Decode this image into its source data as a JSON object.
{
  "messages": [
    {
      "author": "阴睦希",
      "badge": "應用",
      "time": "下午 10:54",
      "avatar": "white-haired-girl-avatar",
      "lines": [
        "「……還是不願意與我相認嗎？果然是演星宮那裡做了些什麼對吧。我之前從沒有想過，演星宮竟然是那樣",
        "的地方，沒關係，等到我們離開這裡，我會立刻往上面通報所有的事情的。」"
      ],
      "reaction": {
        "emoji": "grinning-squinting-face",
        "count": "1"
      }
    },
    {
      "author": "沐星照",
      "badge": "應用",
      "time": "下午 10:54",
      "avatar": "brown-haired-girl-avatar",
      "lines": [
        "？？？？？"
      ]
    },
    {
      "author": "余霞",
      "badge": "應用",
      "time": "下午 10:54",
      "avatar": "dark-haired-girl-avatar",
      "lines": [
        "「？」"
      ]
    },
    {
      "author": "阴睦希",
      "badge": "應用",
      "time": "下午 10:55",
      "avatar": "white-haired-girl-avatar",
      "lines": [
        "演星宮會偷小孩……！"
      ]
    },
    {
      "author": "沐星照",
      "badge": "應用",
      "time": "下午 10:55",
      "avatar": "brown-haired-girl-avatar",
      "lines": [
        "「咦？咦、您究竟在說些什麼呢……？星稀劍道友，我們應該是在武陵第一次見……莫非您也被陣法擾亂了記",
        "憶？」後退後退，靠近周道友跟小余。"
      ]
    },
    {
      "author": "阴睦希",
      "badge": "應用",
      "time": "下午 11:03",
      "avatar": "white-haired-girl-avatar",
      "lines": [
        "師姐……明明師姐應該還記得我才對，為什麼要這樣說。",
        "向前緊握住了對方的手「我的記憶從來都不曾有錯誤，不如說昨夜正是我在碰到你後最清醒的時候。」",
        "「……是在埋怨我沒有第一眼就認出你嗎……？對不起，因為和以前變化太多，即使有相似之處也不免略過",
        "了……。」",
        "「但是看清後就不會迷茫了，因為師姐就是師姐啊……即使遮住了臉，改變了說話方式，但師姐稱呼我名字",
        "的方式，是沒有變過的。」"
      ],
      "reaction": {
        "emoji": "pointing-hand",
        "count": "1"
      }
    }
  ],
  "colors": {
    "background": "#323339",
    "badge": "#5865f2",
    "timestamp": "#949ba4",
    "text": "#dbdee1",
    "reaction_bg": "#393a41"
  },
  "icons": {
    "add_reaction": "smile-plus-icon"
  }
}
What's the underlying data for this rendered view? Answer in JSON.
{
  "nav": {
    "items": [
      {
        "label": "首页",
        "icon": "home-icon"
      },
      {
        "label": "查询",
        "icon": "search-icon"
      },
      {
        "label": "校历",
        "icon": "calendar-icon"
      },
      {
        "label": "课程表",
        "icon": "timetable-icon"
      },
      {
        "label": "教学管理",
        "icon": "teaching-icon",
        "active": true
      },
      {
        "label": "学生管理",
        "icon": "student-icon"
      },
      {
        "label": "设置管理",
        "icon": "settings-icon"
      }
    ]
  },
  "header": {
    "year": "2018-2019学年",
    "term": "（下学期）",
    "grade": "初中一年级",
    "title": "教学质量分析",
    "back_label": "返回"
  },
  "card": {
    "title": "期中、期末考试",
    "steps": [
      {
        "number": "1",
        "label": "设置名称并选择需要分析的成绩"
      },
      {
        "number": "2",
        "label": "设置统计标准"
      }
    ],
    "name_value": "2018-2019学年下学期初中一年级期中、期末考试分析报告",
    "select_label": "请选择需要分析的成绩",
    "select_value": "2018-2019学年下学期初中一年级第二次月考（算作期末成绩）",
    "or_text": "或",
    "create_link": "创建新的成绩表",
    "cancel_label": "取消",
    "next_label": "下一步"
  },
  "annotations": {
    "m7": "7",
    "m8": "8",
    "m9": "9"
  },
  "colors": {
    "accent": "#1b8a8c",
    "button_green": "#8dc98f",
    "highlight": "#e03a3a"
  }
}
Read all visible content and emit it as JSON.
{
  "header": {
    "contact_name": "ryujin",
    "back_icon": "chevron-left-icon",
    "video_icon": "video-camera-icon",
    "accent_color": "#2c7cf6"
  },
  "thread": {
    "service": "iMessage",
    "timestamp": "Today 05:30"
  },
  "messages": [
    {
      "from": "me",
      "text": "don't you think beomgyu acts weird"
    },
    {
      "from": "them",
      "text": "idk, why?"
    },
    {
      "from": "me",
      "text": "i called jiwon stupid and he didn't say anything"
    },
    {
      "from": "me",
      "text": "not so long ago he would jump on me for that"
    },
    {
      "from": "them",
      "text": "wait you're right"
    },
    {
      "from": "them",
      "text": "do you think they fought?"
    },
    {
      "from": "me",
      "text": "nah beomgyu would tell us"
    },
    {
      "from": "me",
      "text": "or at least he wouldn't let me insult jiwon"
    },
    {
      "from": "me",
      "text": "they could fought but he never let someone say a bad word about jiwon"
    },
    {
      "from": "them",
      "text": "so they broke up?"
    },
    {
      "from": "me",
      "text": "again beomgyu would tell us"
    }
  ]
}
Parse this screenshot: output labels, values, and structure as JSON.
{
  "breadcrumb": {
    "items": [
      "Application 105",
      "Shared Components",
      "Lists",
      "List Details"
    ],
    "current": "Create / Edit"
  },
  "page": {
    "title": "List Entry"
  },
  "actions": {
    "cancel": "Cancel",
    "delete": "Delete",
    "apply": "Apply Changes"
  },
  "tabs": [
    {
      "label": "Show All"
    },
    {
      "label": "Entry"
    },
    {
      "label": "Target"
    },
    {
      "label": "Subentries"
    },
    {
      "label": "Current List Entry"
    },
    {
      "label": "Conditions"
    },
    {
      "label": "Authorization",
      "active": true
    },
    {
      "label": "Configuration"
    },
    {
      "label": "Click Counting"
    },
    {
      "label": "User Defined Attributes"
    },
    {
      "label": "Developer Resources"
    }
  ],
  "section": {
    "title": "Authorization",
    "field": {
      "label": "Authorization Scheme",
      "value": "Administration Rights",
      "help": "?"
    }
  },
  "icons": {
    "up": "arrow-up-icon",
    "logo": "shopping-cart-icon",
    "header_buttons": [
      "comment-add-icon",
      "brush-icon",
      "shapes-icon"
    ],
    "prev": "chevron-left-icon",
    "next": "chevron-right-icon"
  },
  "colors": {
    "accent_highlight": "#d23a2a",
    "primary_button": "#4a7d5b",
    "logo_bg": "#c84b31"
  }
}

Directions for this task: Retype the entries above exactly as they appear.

Answer:
Decode this image into its source data as a JSON object.
{
  "messages": [
    {
      "author": "阴睦希",
      "badge": "應用",
      "time": "下午 10:54",
      "avatar": "white-haired-girl-avatar",
      "lines": [
        "「……還是不願意與我相認嗎？果然是演星宮那裡做了些什麼對吧。我之前從沒有想過，演星宮竟然是那樣",
        "的地方，沒關係，等到我們離開這裡，我會立刻往上面通報所有的事情的。」"
      ],
      "reaction": {
        "emoji": "grinning-squinting-face",
        "count": "1"
      }
    },
    {
      "author": "沐星照",
      "badge": "應用",
      "time": "下午 10:54",
      "avatar": "brown-haired-girl-avatar",
      "lines": [
        "？？？？？"
      ]
    },
    {
      "author": "余霞",
      "badge": "應用",
      "time": "下午 10:54",
      "avatar": "dark-haired-girl-avatar",
      "lines": [
        "「？」"
      ]
    },
    {
      "author": "阴睦希",
      "badge": "應用",
      "time": "下午 10:55",
      "avatar": "white-haired-girl-avatar",
      "lines": [
        "演星宮會偷小孩……！"
      ]
    },
    {
      "author": "沐星照",
      "badge": "應用",
      "time": "下午 10:55",
      "avatar": "brown-haired-girl-avatar",
      "lines": [
        "「咦？咦、您究竟在說些什麼呢……？星稀劍道友，我們應該是在武陵第一次見……莫非您也被陣法擾亂了記",
        "憶？」後退後退，靠近周道友跟小余。"
      ]
    },
    {
      "author": "阴睦希",
      "badge": "應用",
      "time": "下午 11:03",
      "avatar": "white-haired-girl-avatar",
      "lines": [
        "師姐……明明師姐應該還記得我才對，為什麼要這樣說。",
        "向前緊握住了對方的手「我的記憶從來都不曾有錯誤，不如說昨夜正是我在碰到你後最清醒的時候。」",
        "「……是在埋怨我沒有第一眼就認出你嗎……？對不起，因為和以前變化太多，即使有相似之處也不免略過",
        "了……。」",
        "「但是看清後就不會迷茫了，因為師姐就是師姐啊……即使遮住了臉，改變了說話方式，但師姐稱呼我名字",
        "的方式，是沒有變過的。」"
      ],
      "reaction": {
        "emoji": "pointing-hand",
        "count": "1"
      }
    }
  ],
  "colors": {
    "background": "#323339",
    "badge": "#5865f2",
    "timestamp": "#949ba4",
    "text": "#dbdee1",
    "reaction_bg": "#393a41"
  },
  "icons": {
    "add_reaction": "smile-plus-icon"
  }
}
What's the underlying data for this rendered view? Answer in JSON.
{
  "nav": {
    "items": [
      {
        "label": "首页",
        "icon": "home-icon"
      },
      {
        "label": "查询",
        "icon": "search-icon"
      },
      {
        "label": "校历",
        "icon": "calendar-icon"
      },
      {
        "label": "课程表",
        "icon": "timetable-icon"
      },
      {
        "label": "教学管理",
        "icon": "teaching-icon",
        "active": true
      },
      {
        "label": "学生管理",
        "icon": "student-icon"
      },
      {
        "label": "设置管理",
        "icon": "settings-icon"
      }
    ]
  },
  "header": {
    "year": "2018-2019学年",
    "term": "（下学期）",
    "grade": "初中一年级",
    "title": "教学质量分析",
    "back_label": "返回"
  },
  "card": {
    "title": "期中、期末考试",
    "steps": [
      {
        "number": "1",
        "label": "设置名称并选择需要分析的成绩"
      },
      {
        "number": "2",
        "label": "设置统计标准"
      }
    ],
    "name_value": "2018-2019学年下学期初中一年级期中、期末考试分析报告",
    "select_label": "请选择需要分析的成绩",
    "select_value": "2018-2019学年下学期初中一年级第二次月考（算作期末成绩）",
    "or_text": "或",
    "create_link": "创建新的成绩表",
    "cancel_label": "取消",
    "next_label": "下一步"
  },
  "annotations": {
    "m7": "7",
    "m8": "8",
    "m9": "9"
  },
  "colors": {
    "accent": "#1b8a8c",
    "button_green": "#8dc98f",
    "highlight": "#e03a3a"
  }
}
Read all visible content and emit it as JSON.
{
  "header": {
    "contact_name": "ryujin",
    "back_icon": "chevron-left-icon",
    "video_icon": "video-camera-icon",
    "accent_color": "#2c7cf6"
  },
  "thread": {
    "service": "iMessage",
    "timestamp": "Today 05:30"
  },
  "messages": [
    {
      "from": "me",
      "text": "don't you think beomgyu acts weird"
    },
    {
      "from": "them",
      "text": "idk, why?"
    },
    {
      "from": "me",
      "text": "i called jiwon stupid and he didn't say anything"
    },
    {
      "from": "me",
      "text": "not so long ago he would jump on me for that"
    },
    {
      "from": "them",
      "text": "wait you're right"
    },
    {
      "from": "them",
      "text": "do you think they fought?"
    },
    {
      "from": "me",
      "text": "nah beomgyu would tell us"
    },
    {
      "from": "me",
      "text": "or at least he wouldn't let me insult jiwon"
    },
    {
      "from": "me",
      "text": "they could fought but he never let someone say a bad word about jiwon"
    },
    {
      "from": "them",
      "text": "so they broke up?"
    },
    {
      "from": "me",
      "text": "again beomgyu would tell us"
    }
  ]
}
Parse this screenshot: output labels, values, and structure as JSON.
{
  "breadcrumb": {
    "items": [
      "Application 105",
      "Shared Components",
      "Lists",
      "List Details"
    ],
    "current": "Create / Edit"
  },
  "page": {
    "title": "List Entry"
  },
  "actions": {
    "cancel": "Cancel",
    "delete": "Delete",
    "apply": "Apply Changes"
  },
  "tabs": [
    {
      "label": "Show All"
    },
    {
      "label": "Entry"
    },
    {
      "label": "Target"
    },
    {
      "label": "Subentries"
    },
    {
      "label": "Current List Entry"
    },
    {
      "label": "Conditions"
    },
    {
      "label": "Authorization",
      "active": true
    },
    {
      "label": "Configuration"
    },
    {
      "label": "Click Counting"
    },
    {
      "label": "User Defined Attributes"
    },
    {
      "label": "Developer Resources"
    }
  ],
  "section": {
    "title": "Authorization",
    "field": {
      "label": "Authorization Scheme",
      "value": "Administration Rights",
      "help": "?"
    }
  },
  "icons": {
    "up": "arrow-up-icon",
    "logo": "shopping-cart-icon",
    "header_buttons": [
      "comment-add-icon",
      "brush-icon",
      "shapes-icon"
    ],
    "prev": "chevron-left-icon",
    "next": "chevron-right-icon"
  },
  "colors": {
    "accent_highlight": "#d23a2a",
    "primary_button": "#4a7d5b",
    "logo_bg": "#c84b31"
  }
}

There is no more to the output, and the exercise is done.